What you should do:
Write every record out again exactly, and keep images out of it.
[[ Provided material, beginning ]]
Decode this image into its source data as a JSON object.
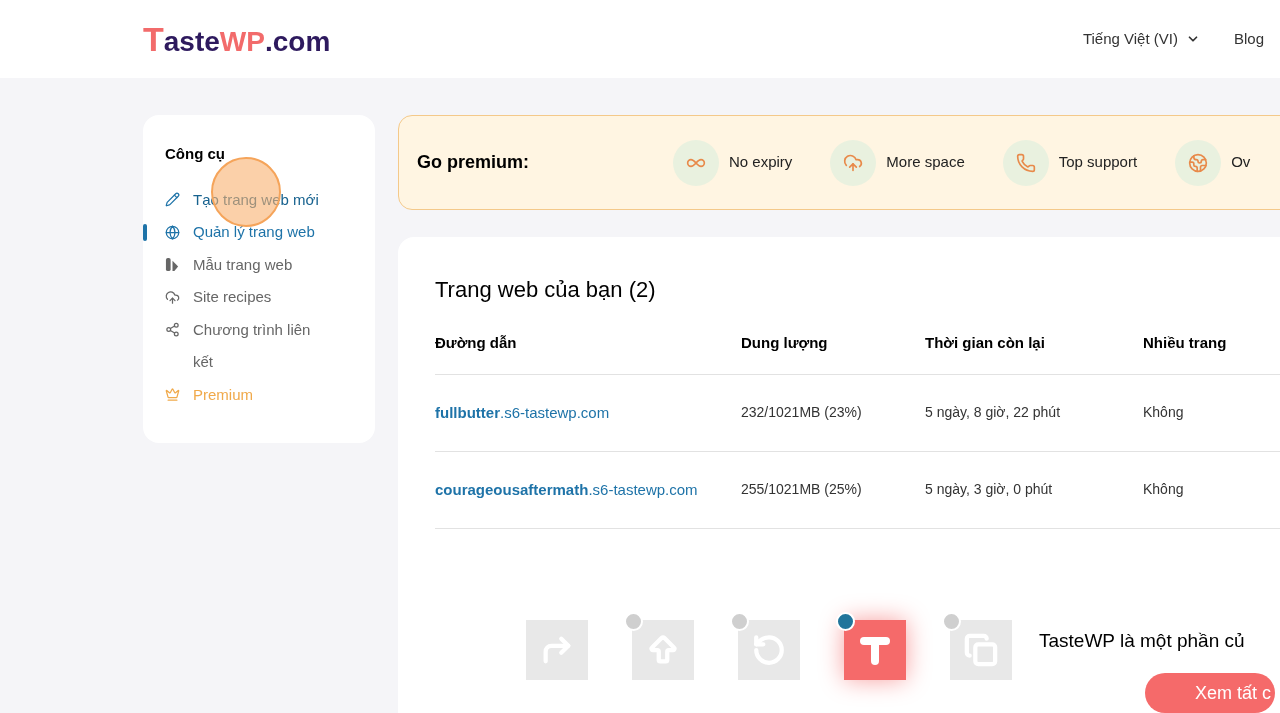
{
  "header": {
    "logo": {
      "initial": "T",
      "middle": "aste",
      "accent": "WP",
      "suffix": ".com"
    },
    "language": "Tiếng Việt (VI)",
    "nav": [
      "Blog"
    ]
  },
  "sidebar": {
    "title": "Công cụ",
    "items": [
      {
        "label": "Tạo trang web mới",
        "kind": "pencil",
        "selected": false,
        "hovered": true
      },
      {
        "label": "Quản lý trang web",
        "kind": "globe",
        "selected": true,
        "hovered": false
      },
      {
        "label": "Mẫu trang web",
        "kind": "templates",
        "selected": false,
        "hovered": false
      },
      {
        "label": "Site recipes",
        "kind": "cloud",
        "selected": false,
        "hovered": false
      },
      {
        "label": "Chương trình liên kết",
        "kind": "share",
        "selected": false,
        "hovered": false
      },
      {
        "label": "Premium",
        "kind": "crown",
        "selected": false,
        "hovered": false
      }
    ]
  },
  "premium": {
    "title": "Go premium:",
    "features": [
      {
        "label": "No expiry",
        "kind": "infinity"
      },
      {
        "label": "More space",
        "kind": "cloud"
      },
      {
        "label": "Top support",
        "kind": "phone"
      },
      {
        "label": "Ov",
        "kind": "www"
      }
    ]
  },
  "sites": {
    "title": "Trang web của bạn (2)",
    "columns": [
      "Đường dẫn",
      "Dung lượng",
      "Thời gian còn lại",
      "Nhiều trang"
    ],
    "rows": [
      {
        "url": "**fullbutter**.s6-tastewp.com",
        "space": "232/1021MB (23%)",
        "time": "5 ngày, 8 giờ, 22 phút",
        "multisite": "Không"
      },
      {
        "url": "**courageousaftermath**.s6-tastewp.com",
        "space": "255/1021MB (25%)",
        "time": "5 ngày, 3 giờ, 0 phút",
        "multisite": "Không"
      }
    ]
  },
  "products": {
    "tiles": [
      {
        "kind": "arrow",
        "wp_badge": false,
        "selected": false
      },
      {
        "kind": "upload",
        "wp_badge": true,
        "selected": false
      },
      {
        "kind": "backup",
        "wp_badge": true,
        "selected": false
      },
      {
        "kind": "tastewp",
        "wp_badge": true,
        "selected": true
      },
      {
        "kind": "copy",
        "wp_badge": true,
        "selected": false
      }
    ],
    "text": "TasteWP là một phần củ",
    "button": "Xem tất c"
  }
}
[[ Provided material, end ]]
Reply to the exercise:
Decode this image into its source data as a JSON object.
{
  "header": {
    "logo": {
      "initial": "T",
      "middle": "aste",
      "accent": "WP",
      "suffix": ".com"
    },
    "language": "Tiếng Việt (VI)",
    "nav": [
      "Blog"
    ]
  },
  "sidebar": {
    "title": "Công cụ",
    "items": [
      {
        "label": "Tạo trang web mới",
        "kind": "pencil",
        "selected": false,
        "hovered": true
      },
      {
        "label": "Quản lý trang web",
        "kind": "globe",
        "selected": true,
        "hovered": false
      },
      {
        "label": "Mẫu trang web",
        "kind": "templates",
        "selected": false,
        "hovered": false
      },
      {
        "label": "Site recipes",
        "kind": "cloud",
        "selected": false,
        "hovered": false
      },
      {
        "label": "Chương trình liên kết",
        "kind": "share",
        "selected": false,
        "hovered": false
      },
      {
        "label": "Premium",
        "kind": "crown",
        "selected": false,
        "hovered": false
      }
    ]
  },
  "premium": {
    "title": "Go premium:",
    "features": [
      {
        "label": "No expiry",
        "kind": "infinity"
      },
      {
        "label": "More space",
        "kind": "cloud"
      },
      {
        "label": "Top support",
        "kind": "phone"
      },
      {
        "label": "Ov",
        "kind": "www"
      }
    ]
  },
  "sites": {
    "title": "Trang web của bạn (2)",
    "columns": [
      "Đường dẫn",
      "Dung lượng",
      "Thời gian còn lại",
      "Nhiều trang"
    ],
    "rows": [
      {
        "url": "**fullbutter**.s6-tastewp.com",
        "space": "232/1021MB (23%)",
        "time": "5 ngày, 8 giờ, 22 phút",
        "multisite": "Không"
      },
      {
        "url": "**courageousaftermath**.s6-tastewp.com",
        "space": "255/1021MB (25%)",
        "time": "5 ngày, 3 giờ, 0 phút",
        "multisite": "Không"
      }
    ]
  },
  "products": {
    "tiles": [
      {
        "kind": "arrow",
        "wp_badge": false,
        "selected": false
      },
      {
        "kind": "upload",
        "wp_badge": true,
        "selected": false
      },
      {
        "kind": "backup",
        "wp_badge": true,
        "selected": false
      },
      {
        "kind": "tastewp",
        "wp_badge": true,
        "selected": true
      },
      {
        "kind": "copy",
        "wp_badge": true,
        "selected": false
      }
    ],
    "text": "TasteWP là một phần củ",
    "button": "Xem tất c"
  }
}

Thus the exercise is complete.